Methodology The online study using questionnaire was utilized in 5 countries: Indonesia, Malaysia, Philippines, Thailand and Vietnam to assess perception of IS-ARC personnel at executive, administrative and research and teaching level on developmental issues, inclusive development, innovation, and then innovation for inclusive development. It also explores the existing linkages between U-ARC that may facilitate research work ND other activities with the informal sector and identifies incentives that are significant for strengthening U-ARC and community interaction as illustrated in Figure 2.The potential respondents were identified by nodes in those countries as experts in 7 research areas: 1) Food security, 2) Energy security, 3) Water security, 4) Biotechnology, 5) Healthcare, 6) Biodiversity and 7) Information and Communication Technology for Development (CCITT) which are considered important for livelihoods and well-being of the vulnerable people.The initial sample size at this stage is 118. FIGURE 2 Inclusive development and U-ARC linkage 5.
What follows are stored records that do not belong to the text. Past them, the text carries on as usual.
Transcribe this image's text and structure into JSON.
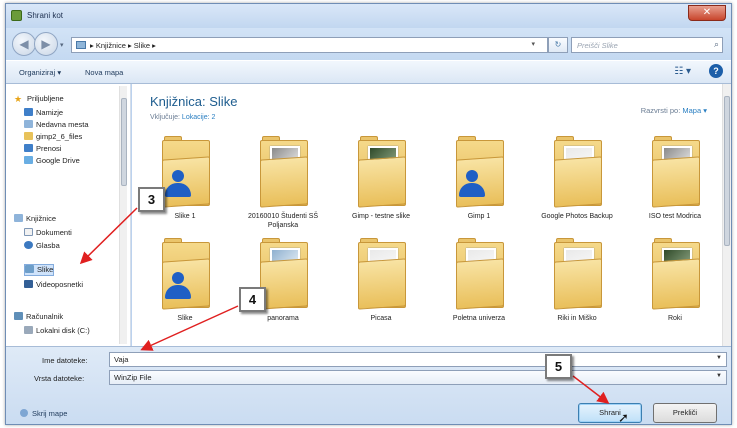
{
  "window": {
    "title": "Shrani kot",
    "close_symbol": "✕"
  },
  "address": {
    "crumbs": "▸ Knjižnice ▸ Slike ▸",
    "search_placeholder": "Preišči Slike",
    "back_symbol": "◀",
    "forward_symbol": "▶",
    "refresh_symbol": "↻",
    "search_symbol": "⌕",
    "dropdown_symbol": "▾"
  },
  "toolbar": {
    "organize": "Organiziraj ▾",
    "new_folder": "Nova mapa",
    "view_symbol": "☷ ▾",
    "help_symbol": "?"
  },
  "nav": {
    "favorites": "Priljubljene",
    "items": [
      {
        "label": "Namizje",
        "icon": "desktop-icon"
      },
      {
        "label": "Nedavna mesta",
        "icon": "recent-icon"
      },
      {
        "label": "gimp2_6_files",
        "icon": "folder-icon"
      },
      {
        "label": "Prenosi",
        "icon": "downloads-icon"
      },
      {
        "label": "Google Drive",
        "icon": "drive-icon"
      }
    ],
    "libraries": "Knjižnice",
    "library_items": [
      {
        "label": "Dokumenti",
        "icon": "document-icon"
      },
      {
        "label": "Glasba",
        "icon": "music-icon"
      },
      {
        "label": "Slike",
        "icon": "pictures-icon"
      },
      {
        "label": "Videoposnetki",
        "icon": "video-icon"
      }
    ],
    "computer": "Računalnik",
    "disk": "Lokalni disk (C:)"
  },
  "content": {
    "title": "Knjižnica: Slike",
    "includes_label": "Vključuje:",
    "includes_value": "Lokacije: 2",
    "arrange_label": "Razvrsti po:",
    "arrange_value": "Mapa ▾",
    "folders": [
      {
        "label": "Slike 1",
        "photo": "none",
        "user": true
      },
      {
        "label": "20160010 Študenti SŠ Poljanska",
        "photo": "grey",
        "user": false
      },
      {
        "label": "Gimp - testne slike",
        "photo": "dark",
        "user": false
      },
      {
        "label": "Gimp 1",
        "photo": "none",
        "user": true
      },
      {
        "label": "Google Photos Backup",
        "photo": "w",
        "user": false
      },
      {
        "label": "ISO test Modrica",
        "photo": "grey",
        "user": false
      },
      {
        "label": "Slike",
        "photo": "none",
        "user": true
      },
      {
        "label": "panorama",
        "photo": "blue",
        "user": false
      },
      {
        "label": "Picasa",
        "photo": "w",
        "user": false
      },
      {
        "label": "Poletna univerza",
        "photo": "w",
        "user": false
      },
      {
        "label": "Riki in Miško",
        "photo": "w",
        "user": false
      },
      {
        "label": "Roki",
        "photo": "dark",
        "user": false
      }
    ]
  },
  "form": {
    "name_label": "Ime datoteke:",
    "name_value": "Vaja",
    "type_label": "Vrsta datoteke:",
    "type_value": "WinZip File",
    "hide_folders": "Skrij mape",
    "save": "Shrani",
    "cancel": "Prekliči"
  },
  "annotations": {
    "step3": "3",
    "step4": "4",
    "step5": "5",
    "arrow_color": "#e02020"
  }
}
Preliminary results and findings (As of 14 August 2013) The questionnaire composes of 5 sections: A) Inclusive development B) Innovation C) U-ARC linkage D) Incentives and E) Regional research coordination. This analysis covers only the first 4 sections as the last section belongs to another project.Innovation for Inclusive development On the perception of experts regarding inclusive development, innovation and ID, we asked targeted respondents on the most important issues for new research and development that universities and/or research councils should give priority under he current situation and in the next 3-5 years, the most relevant issues for inclusive development, the most important characteristic of innovation, the most important characteristic of innovation for inclusive development and the key social groups that should benefit most from DID.The respondents considered basic needs as the most important issue for current developmental research works which reflect issues on poverty reduction, environment and ecosystem, and livelihoods. This is in line with their perception on innovation and DID to first and foremost improve people’s well-